Bodies Exhibit: Ethics and Dignity in Death?
A few months ago I had the chance to go see The Bodies Exhibit in Boston while I was visiting my sister. If you’ve seen it, you know it’s pretty weird. Real human bodies have been “plastisized” and displayed in some of the strangest and bizarre fashions. Some bodies have all the skin removed, some remove everything but the veins and arteries (yeah, seriously!), some bodies are split in half so you can see inside, and some sliced into 15 or more sections, so you can see a cross-section of each part. It’s really freaky. Pictures and controversy below.

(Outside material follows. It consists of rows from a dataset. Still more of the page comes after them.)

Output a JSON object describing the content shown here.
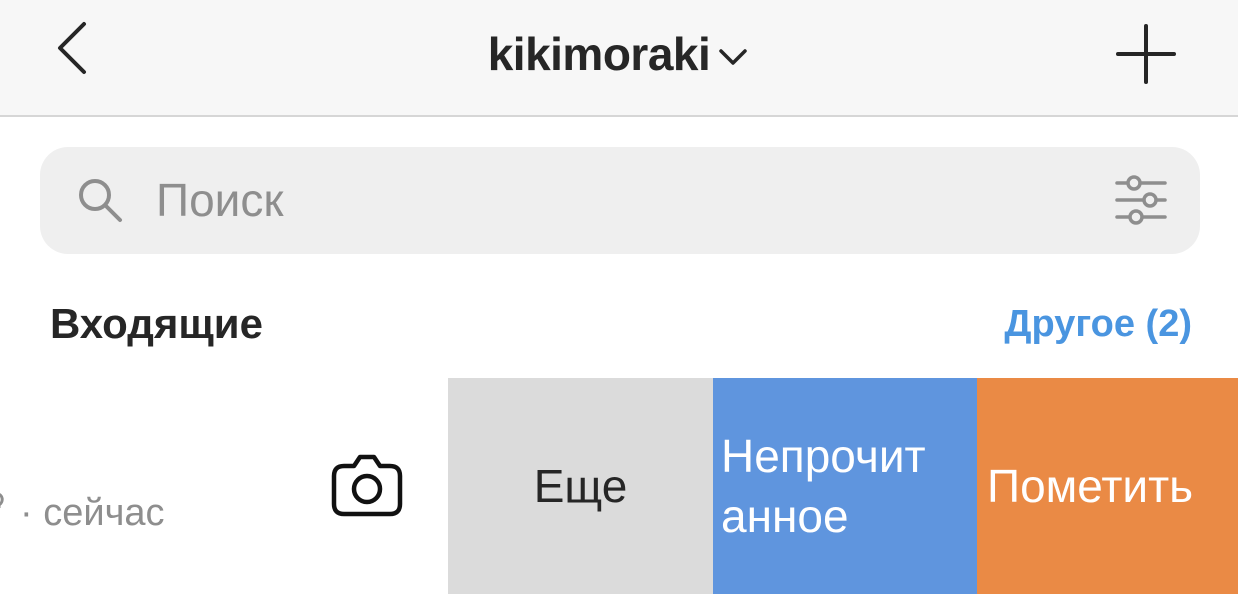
{
  "header": {
    "username": "kikimoraki"
  },
  "search": {
    "placeholder": "Поиск"
  },
  "inbox": {
    "title": "Входящие",
    "other_link": "Другое (2)"
  },
  "thread": {
    "time": "· сейчас"
  },
  "swipe_actions": {
    "more": "Еще",
    "unread_line1": "Непрочит",
    "unread_line2": "анное",
    "flag": "Пометить"
  },
  "colors": {
    "header_bg": "#f7f7f7",
    "search_bg": "#efefef",
    "link": "#4a95e0",
    "more_bg": "#dbdbdb",
    "unread_bg": "#5f95de",
    "flag_bg": "#ea8a45"
  },
  "icons": [
    "back-chevron-icon",
    "chevron-down-icon",
    "plus-icon",
    "search-icon",
    "filter-sliders-icon",
    "camera-icon"
  ]
}
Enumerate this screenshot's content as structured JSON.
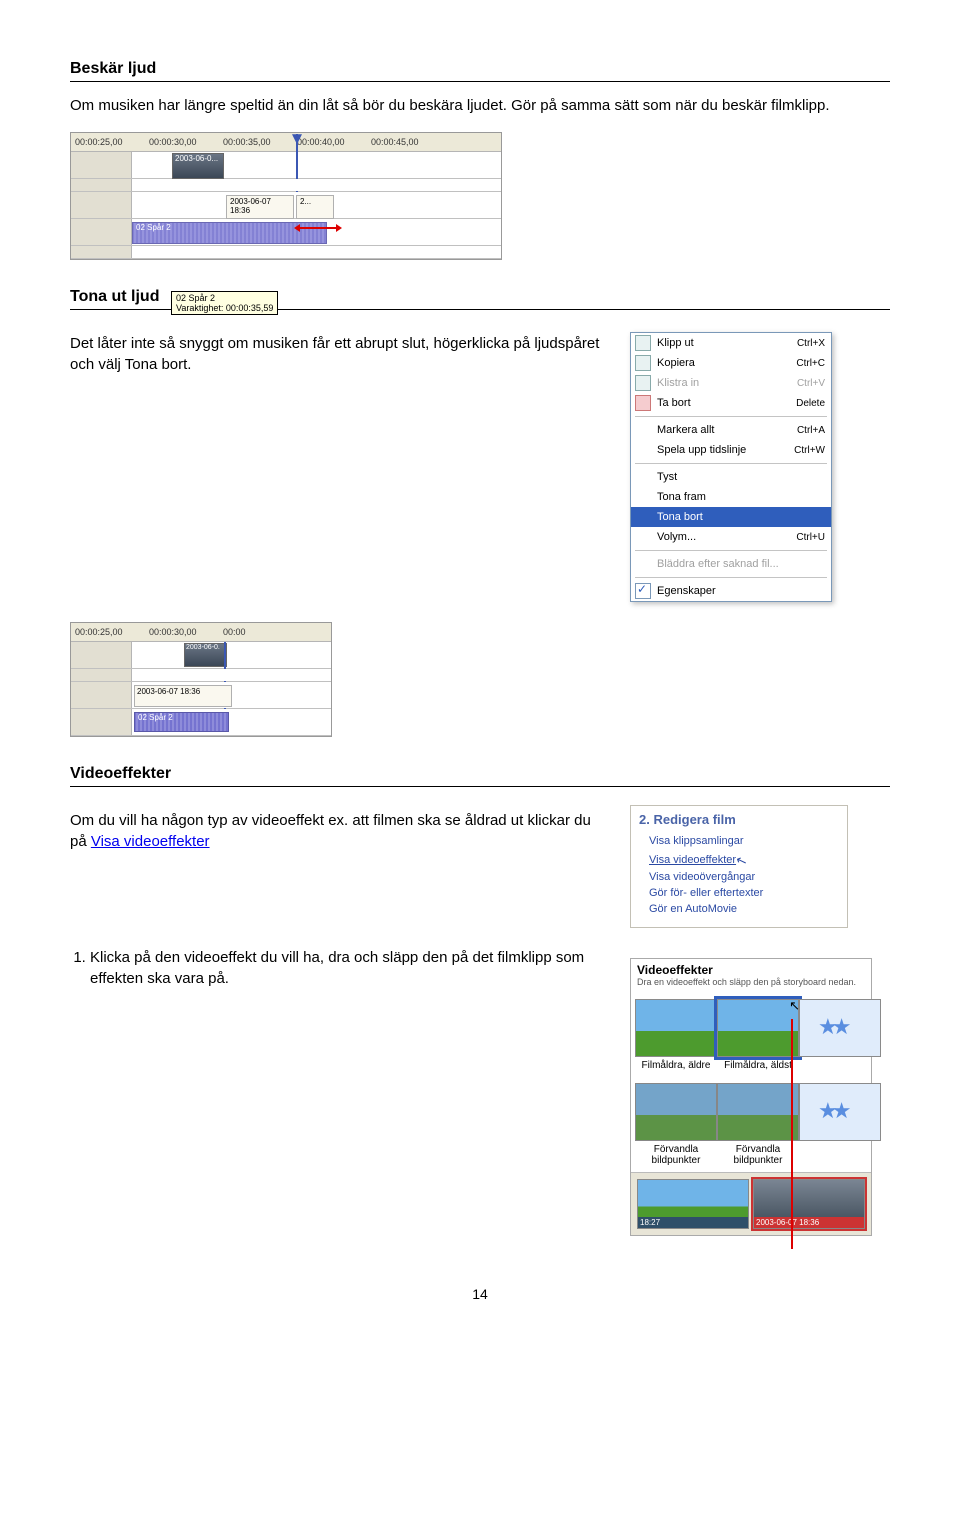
{
  "section1": {
    "title": "Beskär ljud",
    "body": "Om musiken har längre speltid än din låt så bör du beskära ljudet. Gör på samma sätt som när du beskär filmklipp."
  },
  "shot1": {
    "ruler": [
      "00:00:25,00",
      "00:00:30,00",
      "00:00:35,00",
      "00:00:40,00",
      "00:00:45,00"
    ],
    "clipLabel": "2003-06-0...",
    "caption1": "2003-06-07 18:36",
    "caption2": "2...",
    "audioLabel": "02 Spår 2",
    "tooltip1": "02 Spår 2",
    "tooltip2": "Varaktighet: 00:00:35,59"
  },
  "section2": {
    "title": "Tona ut ljud",
    "body": "Det låter inte så snyggt om musiken får ett abrupt slut, högerklicka på ljudspåret och välj Tona bort."
  },
  "shot2": {
    "ruler": [
      "00:00:25,00",
      "00:00:30,00",
      "00:00"
    ],
    "clipLabel": "2003-06-0.",
    "caption": "2003-06-07 18:36",
    "audioLabel": "02 Spår 2"
  },
  "ctx": {
    "items": [
      {
        "label": "Klipp ut",
        "short": "Ctrl+X",
        "icon": true
      },
      {
        "label": "Kopiera",
        "short": "Ctrl+C",
        "icon": true
      },
      {
        "label": "Klistra in",
        "short": "Ctrl+V",
        "disabled": true,
        "icon": true
      },
      {
        "label": "Ta bort",
        "short": "Delete",
        "iconRed": true
      }
    ],
    "items2": [
      {
        "label": "Markera allt",
        "short": "Ctrl+A"
      },
      {
        "label": "Spela upp tidslinje",
        "short": "Ctrl+W"
      }
    ],
    "items3": [
      {
        "label": "Tyst"
      },
      {
        "label": "Tona fram"
      },
      {
        "label": "Tona bort",
        "sel": true
      },
      {
        "label": "Volym...",
        "short": "Ctrl+U"
      }
    ],
    "items4": [
      {
        "label": "Bläddra efter saknad fil...",
        "disabled": true
      }
    ],
    "items5": [
      {
        "label": "Egenskaper",
        "check": true
      }
    ]
  },
  "section3": {
    "title": "Videoeffekter",
    "body_before": "Om du vill ha någon typ av videoeffekt ex. att filmen ska se åldrad ut klickar du på ",
    "link": "Visa videoeffekter"
  },
  "panel": {
    "head": "2. Redigera film",
    "links": [
      "Visa klippsamlingar",
      "Visa videoeffekter",
      "Visa videoövergångar",
      "Gör för- eller eftertexter",
      "Gör en AutoMovie"
    ]
  },
  "list": {
    "item1": "Klicka på den videoeffekt du vill ha, dra och släpp den på det filmklipp som effekten ska vara på."
  },
  "gallery": {
    "head": "Videoeffekter",
    "sub": "Dra en videoeffekt och släpp den på storyboard nedan.",
    "t1": "Filmåldra, äldre",
    "t2": "Filmåldra, äldst",
    "t3": "Förvandla bildpunkter",
    "t4": "Förvandla bildpunkter",
    "s1": "18:27",
    "s2": "2003-06-07 18:36"
  },
  "page": "14"
}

Pretty freaky (you have to see it to believe it). In any case, for some, Bodies is a very real ethical problem. There are two reasons:

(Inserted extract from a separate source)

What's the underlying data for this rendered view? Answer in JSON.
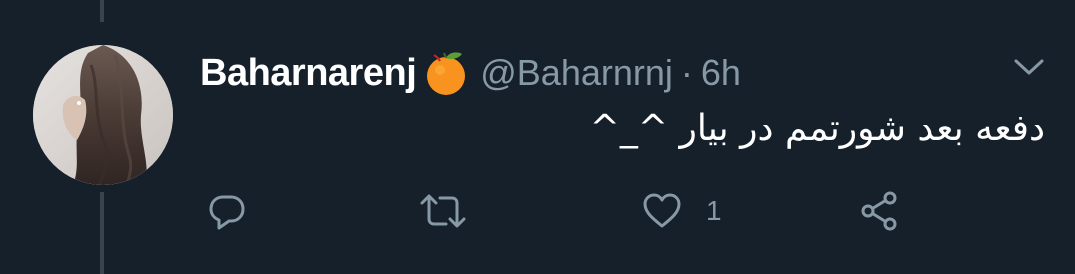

1. It is unclear where the bodies are coming from. Most of them, clearly, are from China. But there is some reason to believe that they have been acquired in less than honest ways. Some are alleging that the bodies come from executed prisoners who did not consent to allowing their bodies to be used in these ways. Of course, add to this that it is all for profit; Bodies is run by a for-profit company. It’s not a museum. So here is the first problem: is it unethical to use a body in a way that it’s owner did not agree to?
2. Are there ways of manipulating the dead and using them for our purposes that should simply be seen as unethical, regardless of the owner’s intentions? In other words, even IF the owner agrees, does ethics still demand that we not use the body in such a way? Some argue: treating the body in this way is undignified and does a basic disrespect to humanity itself. It dishonors what we are, some say. Others, of course, argue: if we can learn something from it, it is perfectly fine, as long as permission is given.
What do you think? Does Bodies cross the line? If so, why?